- [What you are asked to do] Write down every entry once more, exactly as it reads.

- [Dataset]
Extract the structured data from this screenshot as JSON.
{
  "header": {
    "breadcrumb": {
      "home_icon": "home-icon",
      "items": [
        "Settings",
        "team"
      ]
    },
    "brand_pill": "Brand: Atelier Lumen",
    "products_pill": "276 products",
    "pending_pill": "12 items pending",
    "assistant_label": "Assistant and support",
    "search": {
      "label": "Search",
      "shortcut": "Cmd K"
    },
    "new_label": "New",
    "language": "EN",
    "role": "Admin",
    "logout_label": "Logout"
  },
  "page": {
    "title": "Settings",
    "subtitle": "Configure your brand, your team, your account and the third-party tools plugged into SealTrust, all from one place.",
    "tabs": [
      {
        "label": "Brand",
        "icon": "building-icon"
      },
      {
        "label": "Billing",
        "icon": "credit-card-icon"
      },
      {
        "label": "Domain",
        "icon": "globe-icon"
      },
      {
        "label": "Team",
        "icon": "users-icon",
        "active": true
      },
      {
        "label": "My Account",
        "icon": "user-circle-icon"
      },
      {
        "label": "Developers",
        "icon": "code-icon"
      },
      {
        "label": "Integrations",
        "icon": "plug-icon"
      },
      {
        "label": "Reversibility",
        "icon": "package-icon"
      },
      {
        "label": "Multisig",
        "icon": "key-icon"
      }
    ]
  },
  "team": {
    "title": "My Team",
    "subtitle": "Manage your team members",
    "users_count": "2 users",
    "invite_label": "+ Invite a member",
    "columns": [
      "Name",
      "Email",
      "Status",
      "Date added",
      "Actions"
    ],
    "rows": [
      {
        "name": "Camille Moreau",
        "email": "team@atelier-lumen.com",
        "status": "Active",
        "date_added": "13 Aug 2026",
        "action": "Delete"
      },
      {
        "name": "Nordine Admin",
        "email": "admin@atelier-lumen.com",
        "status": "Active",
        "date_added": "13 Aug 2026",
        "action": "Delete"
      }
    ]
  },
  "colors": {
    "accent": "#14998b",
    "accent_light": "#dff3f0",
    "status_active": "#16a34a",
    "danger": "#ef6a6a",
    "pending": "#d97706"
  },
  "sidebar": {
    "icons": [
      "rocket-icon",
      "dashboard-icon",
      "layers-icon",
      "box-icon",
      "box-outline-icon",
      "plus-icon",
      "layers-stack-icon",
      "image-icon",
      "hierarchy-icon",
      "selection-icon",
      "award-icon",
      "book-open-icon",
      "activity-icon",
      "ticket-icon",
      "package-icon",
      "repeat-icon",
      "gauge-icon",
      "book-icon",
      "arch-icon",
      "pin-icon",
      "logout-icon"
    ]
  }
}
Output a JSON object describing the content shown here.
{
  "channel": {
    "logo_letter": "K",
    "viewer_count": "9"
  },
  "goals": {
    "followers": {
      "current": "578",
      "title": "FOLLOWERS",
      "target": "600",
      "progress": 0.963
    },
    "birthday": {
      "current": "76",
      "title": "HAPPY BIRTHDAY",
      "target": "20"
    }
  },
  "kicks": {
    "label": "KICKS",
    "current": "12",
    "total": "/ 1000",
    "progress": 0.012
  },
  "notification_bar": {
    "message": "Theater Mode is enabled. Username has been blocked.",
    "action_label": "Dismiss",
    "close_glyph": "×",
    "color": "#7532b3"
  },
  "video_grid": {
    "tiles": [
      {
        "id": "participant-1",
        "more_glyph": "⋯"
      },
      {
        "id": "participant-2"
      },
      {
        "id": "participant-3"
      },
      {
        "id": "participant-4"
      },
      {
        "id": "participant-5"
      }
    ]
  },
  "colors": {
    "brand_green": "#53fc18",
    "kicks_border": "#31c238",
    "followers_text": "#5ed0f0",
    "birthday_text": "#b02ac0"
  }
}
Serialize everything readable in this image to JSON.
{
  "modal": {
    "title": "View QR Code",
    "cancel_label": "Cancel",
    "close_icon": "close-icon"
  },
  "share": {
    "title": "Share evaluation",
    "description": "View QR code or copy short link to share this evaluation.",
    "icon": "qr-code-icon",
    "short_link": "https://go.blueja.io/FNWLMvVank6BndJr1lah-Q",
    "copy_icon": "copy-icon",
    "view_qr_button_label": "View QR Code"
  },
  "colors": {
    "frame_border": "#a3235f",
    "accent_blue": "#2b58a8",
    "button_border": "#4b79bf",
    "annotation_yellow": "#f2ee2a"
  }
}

- [Response]
Extract the structured data from this screenshot as JSON.
{
  "header": {
    "breadcrumb": {
      "home_icon": "home-icon",
      "items": [
        "Settings",
        "team"
      ]
    },
    "brand_pill": "Brand: Atelier Lumen",
    "products_pill": "276 products",
    "pending_pill": "12 items pending",
    "assistant_label": "Assistant and support",
    "search": {
      "label": "Search",
      "shortcut": "Cmd K"
    },
    "new_label": "New",
    "language": "EN",
    "role": "Admin",
    "logout_label": "Logout"
  },
  "page": {
    "title": "Settings",
    "subtitle": "Configure your brand, your team, your account and the third-party tools plugged into SealTrust, all from one place.",
    "tabs": [
      {
        "label": "Brand",
        "icon": "building-icon"
      },
      {
        "label": "Billing",
        "icon": "credit-card-icon"
      },
      {
        "label": "Domain",
        "icon": "globe-icon"
      },
      {
        "label": "Team",
        "icon": "users-icon",
        "active": true
      },
      {
        "label": "My Account",
        "icon": "user-circle-icon"
      },
      {
        "label": "Developers",
        "icon": "code-icon"
      },
      {
        "label": "Integrations",
        "icon": "plug-icon"
      },
      {
        "label": "Reversibility",
        "icon": "package-icon"
      },
      {
        "label": "Multisig",
        "icon": "key-icon"
      }
    ]
  },
  "team": {
    "title": "My Team",
    "subtitle": "Manage your team members",
    "users_count": "2 users",
    "invite_label": "+ Invite a member",
    "columns": [
      "Name",
      "Email",
      "Status",
      "Date added",
      "Actions"
    ],
    "rows": [
      {
        "name": "Camille Moreau",
        "email": "team@atelier-lumen.com",
        "status": "Active",
        "date_added": "13 Aug 2026",
        "action": "Delete"
      },
      {
        "name": "Nordine Admin",
        "email": "admin@atelier-lumen.com",
        "status": "Active",
        "date_added": "13 Aug 2026",
        "action": "Delete"
      }
    ]
  },
  "colors": {
    "accent": "#14998b",
    "accent_light": "#dff3f0",
    "status_active": "#16a34a",
    "danger": "#ef6a6a",
    "pending": "#d97706"
  },
  "sidebar": {
    "icons": [
      "rocket-icon",
      "dashboard-icon",
      "layers-icon",
      "box-icon",
      "box-outline-icon",
      "plus-icon",
      "layers-stack-icon",
      "image-icon",
      "hierarchy-icon",
      "selection-icon",
      "award-icon",
      "book-open-icon",
      "activity-icon",
      "ticket-icon",
      "package-icon",
      "repeat-icon",
      "gauge-icon",
      "book-icon",
      "arch-icon",
      "pin-icon",
      "logout-icon"
    ]
  }
}
Output a JSON object describing the content shown here.
{
  "channel": {
    "logo_letter": "K",
    "viewer_count": "9"
  },
  "goals": {
    "followers": {
      "current": "578",
      "title": "FOLLOWERS",
      "target": "600",
      "progress": 0.963
    },
    "birthday": {
      "current": "76",
      "title": "HAPPY BIRTHDAY",
      "target": "20"
    }
  },
  "kicks": {
    "label": "KICKS",
    "current": "12",
    "total": "/ 1000",
    "progress": 0.012
  },
  "notification_bar": {
    "message": "Theater Mode is enabled. Username has been blocked.",
    "action_label": "Dismiss",
    "close_glyph": "×",
    "color": "#7532b3"
  },
  "video_grid": {
    "tiles": [
      {
        "id": "participant-1",
        "more_glyph": "⋯"
      },
      {
        "id": "participant-2"
      },
      {
        "id": "participant-3"
      },
      {
        "id": "participant-4"
      },
      {
        "id": "participant-5"
      }
    ]
  },
  "colors": {
    "brand_green": "#53fc18",
    "kicks_border": "#31c238",
    "followers_text": "#5ed0f0",
    "birthday_text": "#b02ac0"
  }
}
Serialize everything readable in this image to JSON.
{
  "modal": {
    "title": "View QR Code",
    "cancel_label": "Cancel",
    "close_icon": "close-icon"
  },
  "share": {
    "title": "Share evaluation",
    "description": "View QR code or copy short link to share this evaluation.",
    "icon": "qr-code-icon",
    "short_link": "https://go.blueja.io/FNWLMvVank6BndJr1lah-Q",
    "copy_icon": "copy-icon",
    "view_qr_button_label": "View QR Code"
  },
  "colors": {
    "frame_border": "#a3235f",
    "accent_blue": "#2b58a8",
    "button_border": "#4b79bf",
    "annotation_yellow": "#f2ee2a"
  }
}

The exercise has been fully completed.